It’s a Good Thing: A growing legion of “upcyclers” is turning trash into treasure

...and creating economic opportunities in the process.

Credit: iStock

Up, up and away

…and creating economic opportunities in the process

Recycling, as an exercise in sustainability, has always been fraught. It’s been almost 40 years since the introduction of Canada’s first municipal recycling program, and yet much of what is produced as packaging, consumer or industrial goods still doesn’t get recycled. According to a 2019 study by Deloitte for Environment and Climate Change Canada, 87 percent of plastics end up in landfills or are leaked into the environment. And that’s not just a problem for our planet: it also represents almost $8 billion in lost economic opportunity, according to Deloitte.

To recycle is, ultimately, a reductive process—extracting that which has value and leaving the rest as waste. A German engineer by the name of Reiner Pilz created an important distinction within the recycling field when he coined the phrase upcycling. “Recycling, I call it downcycling,” Pilz told SalvoNews in 1994. “They smash bricks, they smash everything. What we need is upcycling, where old products are given more value, not less.”

Back in 1994, Judy Rom was just seven years old, but even then the founder of the website Upcycle That had an interest in taking old objects and making something new. She remembers her mother bringing her to Urban Source, an arts supply shop on Main Street in Vancouver, which she describes as an “iconic” upcycler. “I’d fill up a bag with stuff and work with that. I always loved the unusual, found, reclaimed materials.”

Upcycle That—which Rom launched in 2012 while working for an ad agency in Cape Town, South Africa—is part inspiration board, part e-commerce site and part sales brochure for her consulting business. Clients who have turned to Rom in recent years include rum maker Bacardi, Appleman’s Cider and the World Trade Centre mall in Hong Kong.

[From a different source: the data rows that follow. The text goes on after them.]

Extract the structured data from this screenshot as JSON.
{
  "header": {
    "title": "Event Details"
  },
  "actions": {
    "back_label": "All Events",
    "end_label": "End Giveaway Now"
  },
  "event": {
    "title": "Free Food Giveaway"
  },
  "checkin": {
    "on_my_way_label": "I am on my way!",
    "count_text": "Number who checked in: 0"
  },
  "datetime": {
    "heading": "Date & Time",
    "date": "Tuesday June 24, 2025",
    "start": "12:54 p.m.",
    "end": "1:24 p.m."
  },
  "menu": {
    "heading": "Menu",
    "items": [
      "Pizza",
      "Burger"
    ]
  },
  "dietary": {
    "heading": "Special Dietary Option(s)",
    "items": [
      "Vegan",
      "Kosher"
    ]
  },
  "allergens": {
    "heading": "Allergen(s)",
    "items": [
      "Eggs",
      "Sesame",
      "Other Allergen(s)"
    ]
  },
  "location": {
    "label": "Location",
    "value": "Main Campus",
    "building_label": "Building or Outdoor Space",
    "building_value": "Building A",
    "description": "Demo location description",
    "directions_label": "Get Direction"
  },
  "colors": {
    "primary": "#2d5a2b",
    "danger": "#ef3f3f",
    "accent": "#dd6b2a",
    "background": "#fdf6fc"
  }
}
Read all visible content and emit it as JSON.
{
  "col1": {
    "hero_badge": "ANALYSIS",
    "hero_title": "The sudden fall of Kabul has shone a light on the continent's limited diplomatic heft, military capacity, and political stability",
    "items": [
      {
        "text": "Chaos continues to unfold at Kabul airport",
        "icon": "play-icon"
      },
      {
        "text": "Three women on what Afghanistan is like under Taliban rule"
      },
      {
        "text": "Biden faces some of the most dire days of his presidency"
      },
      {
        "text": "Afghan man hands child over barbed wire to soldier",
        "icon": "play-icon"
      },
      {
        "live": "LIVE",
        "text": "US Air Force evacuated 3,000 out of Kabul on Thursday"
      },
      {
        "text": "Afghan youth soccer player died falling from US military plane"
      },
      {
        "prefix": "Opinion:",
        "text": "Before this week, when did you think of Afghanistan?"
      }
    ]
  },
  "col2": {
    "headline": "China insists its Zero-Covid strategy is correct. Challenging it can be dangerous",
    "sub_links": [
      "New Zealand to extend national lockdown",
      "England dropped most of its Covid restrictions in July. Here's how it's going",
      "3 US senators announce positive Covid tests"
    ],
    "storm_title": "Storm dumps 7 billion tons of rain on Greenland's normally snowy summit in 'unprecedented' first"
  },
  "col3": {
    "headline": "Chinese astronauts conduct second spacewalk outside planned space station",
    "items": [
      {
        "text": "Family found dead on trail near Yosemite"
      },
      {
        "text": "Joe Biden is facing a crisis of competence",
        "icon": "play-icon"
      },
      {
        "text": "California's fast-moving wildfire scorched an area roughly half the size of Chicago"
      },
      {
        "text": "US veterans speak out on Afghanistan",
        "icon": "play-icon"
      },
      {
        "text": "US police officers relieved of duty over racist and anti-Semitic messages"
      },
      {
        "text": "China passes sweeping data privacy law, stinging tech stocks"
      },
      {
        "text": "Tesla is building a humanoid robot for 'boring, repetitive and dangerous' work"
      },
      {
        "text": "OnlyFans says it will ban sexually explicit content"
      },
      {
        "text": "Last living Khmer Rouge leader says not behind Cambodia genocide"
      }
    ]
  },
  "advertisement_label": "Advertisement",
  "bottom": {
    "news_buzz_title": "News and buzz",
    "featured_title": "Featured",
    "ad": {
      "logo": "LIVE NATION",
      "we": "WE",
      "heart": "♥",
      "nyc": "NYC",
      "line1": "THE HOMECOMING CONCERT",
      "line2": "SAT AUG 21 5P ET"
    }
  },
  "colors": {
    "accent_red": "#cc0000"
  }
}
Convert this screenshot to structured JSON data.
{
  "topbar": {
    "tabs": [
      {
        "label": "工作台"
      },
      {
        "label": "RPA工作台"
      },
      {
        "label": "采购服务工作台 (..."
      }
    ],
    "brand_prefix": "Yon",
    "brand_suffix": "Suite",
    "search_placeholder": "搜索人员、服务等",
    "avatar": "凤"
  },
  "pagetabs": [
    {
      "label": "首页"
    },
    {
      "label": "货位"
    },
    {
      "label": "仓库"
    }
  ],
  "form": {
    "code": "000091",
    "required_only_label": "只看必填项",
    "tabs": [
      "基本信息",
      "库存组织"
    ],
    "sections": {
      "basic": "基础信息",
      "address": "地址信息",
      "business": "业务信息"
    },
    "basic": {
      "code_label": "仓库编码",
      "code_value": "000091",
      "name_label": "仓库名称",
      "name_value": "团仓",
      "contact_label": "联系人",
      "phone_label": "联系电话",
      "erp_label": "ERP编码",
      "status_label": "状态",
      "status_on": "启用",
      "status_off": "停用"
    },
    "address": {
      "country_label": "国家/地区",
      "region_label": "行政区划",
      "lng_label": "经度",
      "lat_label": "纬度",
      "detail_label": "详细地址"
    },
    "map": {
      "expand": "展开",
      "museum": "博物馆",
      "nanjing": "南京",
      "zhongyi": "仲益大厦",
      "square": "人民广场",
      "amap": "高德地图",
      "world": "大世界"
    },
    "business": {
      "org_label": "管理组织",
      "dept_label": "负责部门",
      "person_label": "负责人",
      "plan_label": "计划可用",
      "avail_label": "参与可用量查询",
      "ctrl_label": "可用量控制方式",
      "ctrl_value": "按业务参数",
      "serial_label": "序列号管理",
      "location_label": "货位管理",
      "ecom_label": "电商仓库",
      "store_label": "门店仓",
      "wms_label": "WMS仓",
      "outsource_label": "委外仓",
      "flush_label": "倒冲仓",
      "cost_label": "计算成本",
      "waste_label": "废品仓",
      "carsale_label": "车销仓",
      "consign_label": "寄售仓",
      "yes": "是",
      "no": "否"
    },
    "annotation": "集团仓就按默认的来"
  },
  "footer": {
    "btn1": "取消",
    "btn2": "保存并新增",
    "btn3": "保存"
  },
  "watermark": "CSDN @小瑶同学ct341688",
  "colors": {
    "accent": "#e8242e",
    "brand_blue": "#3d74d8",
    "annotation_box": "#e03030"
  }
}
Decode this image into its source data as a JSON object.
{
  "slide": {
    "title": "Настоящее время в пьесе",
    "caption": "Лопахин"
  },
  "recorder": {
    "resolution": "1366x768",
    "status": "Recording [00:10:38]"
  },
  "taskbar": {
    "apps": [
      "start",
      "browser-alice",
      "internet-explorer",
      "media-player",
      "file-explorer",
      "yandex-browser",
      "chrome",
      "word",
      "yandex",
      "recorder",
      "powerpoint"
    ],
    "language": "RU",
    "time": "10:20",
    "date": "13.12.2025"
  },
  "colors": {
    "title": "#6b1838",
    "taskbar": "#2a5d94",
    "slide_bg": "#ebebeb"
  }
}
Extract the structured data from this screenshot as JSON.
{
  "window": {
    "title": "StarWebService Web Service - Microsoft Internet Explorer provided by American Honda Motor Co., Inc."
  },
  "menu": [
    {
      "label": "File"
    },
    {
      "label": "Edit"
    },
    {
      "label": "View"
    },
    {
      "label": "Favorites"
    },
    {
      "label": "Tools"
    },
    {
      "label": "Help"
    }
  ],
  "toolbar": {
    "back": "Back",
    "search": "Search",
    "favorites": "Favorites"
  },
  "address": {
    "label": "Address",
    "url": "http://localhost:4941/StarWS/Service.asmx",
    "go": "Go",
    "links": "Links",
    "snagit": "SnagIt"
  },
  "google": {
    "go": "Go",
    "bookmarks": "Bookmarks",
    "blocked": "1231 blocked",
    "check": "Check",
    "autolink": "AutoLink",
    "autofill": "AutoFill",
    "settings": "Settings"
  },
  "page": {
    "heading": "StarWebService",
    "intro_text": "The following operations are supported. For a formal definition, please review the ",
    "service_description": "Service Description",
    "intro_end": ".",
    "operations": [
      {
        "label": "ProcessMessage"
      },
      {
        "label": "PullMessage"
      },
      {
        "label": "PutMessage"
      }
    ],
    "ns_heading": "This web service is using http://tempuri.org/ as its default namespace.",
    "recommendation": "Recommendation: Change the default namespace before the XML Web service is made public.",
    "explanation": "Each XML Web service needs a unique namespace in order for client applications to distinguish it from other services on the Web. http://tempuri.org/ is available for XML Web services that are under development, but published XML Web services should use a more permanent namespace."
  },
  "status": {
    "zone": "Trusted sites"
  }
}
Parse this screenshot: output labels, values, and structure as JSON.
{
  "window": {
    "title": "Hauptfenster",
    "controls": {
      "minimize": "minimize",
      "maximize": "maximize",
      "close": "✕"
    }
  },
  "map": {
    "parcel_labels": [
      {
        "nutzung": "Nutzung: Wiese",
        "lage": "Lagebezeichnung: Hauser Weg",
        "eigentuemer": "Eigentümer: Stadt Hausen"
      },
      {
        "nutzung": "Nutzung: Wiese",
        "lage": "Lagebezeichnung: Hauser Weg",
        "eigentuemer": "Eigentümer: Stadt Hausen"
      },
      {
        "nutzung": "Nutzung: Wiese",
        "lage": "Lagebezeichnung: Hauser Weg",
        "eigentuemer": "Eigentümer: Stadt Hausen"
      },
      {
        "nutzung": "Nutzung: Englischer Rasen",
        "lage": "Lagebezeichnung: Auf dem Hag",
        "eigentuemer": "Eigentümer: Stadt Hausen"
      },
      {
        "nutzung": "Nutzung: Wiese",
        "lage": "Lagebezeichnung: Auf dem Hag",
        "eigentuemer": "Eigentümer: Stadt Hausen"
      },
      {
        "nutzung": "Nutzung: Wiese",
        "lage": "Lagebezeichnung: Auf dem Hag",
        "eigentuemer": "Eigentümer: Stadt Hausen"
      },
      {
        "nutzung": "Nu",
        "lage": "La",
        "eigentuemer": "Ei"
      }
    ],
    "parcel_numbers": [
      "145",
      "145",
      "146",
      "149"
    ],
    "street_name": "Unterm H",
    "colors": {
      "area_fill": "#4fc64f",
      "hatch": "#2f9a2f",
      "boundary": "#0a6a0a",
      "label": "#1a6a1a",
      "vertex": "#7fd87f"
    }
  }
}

While she sometimes is the person scouring the globe for materials (beyond those which clients supply), often she acts as project manager—sourcing materials, and people, to get the job done.

For Bacardi, Rom created a series of upcycled liquor cabinets. “They told me a bit about their demographics and who their target market was, and then asked what I would do,” she says. “We did something with a steamer trunk—turning that into a bar—and floating shelves.”

Although the term upcycling may date back two decades, as a business model it’s still finding its feet. “It’s more expensive to upcycle something than it would be to just dispose of it, so there has to be other value for the brands to get them to do it,” says Rom, who graduated from UVic with a BCom in entrepreneurship in 2010. “Corporations don’t just do things out of the goodness of their hearts.” She notes that many companies are producing sustainability reports that don’t gain public traction, so upcycling presents an opportunity to talk about corporate efforts in a more compelling and creative way.

To date, most of her commissions have come unbidden: with her background in digital marketing, she was able to create a website that ranks highly in Google searches. But to make Upcycle That a viable full-time business, Rom—who also works as an account director at Vancouver-based website designer GD Commerce and teaches yoga on the side—acknowledges that she’ll have to move beyond bespoke projects. Currently, she’s in talks with a U.S. company that produces vinyl billboards for stadiums and sporting events.

“They’re looking to have a sustainable, ongoing option for these materials, which don’t have a recycling market,” Rom says. She hopes to take their single-use billboards and create a line of backpacks, bags, yoga mats and wallets.

The products will, by necessity, be more expensive. But unlike eight years ago, Rom says, people show an increasing willingness to pay for upcycled products. “Consumers are really waking up to it and demanding it. They’re voting with their wallets.” 

’Twas the Season

In the wake the holiday season, it’s worth remembering that this is not only the most wonderful time of the year–it’s also the most wasteful. Average household waste generated by Canadian families rises more than 25% over the holidays, according to Gibsons-based nonprofit Zero Waste Canada. Here are some other sobering Xmas stats:

Within 6 months, only 1% of gifts are still in use.

Canadians use 6 million rolls of tape to wrap presents every year.

545,000 tonnes of waste is generated from gift-wrapping and shopping bags each year in Canada.

Source: Zero Waste Canada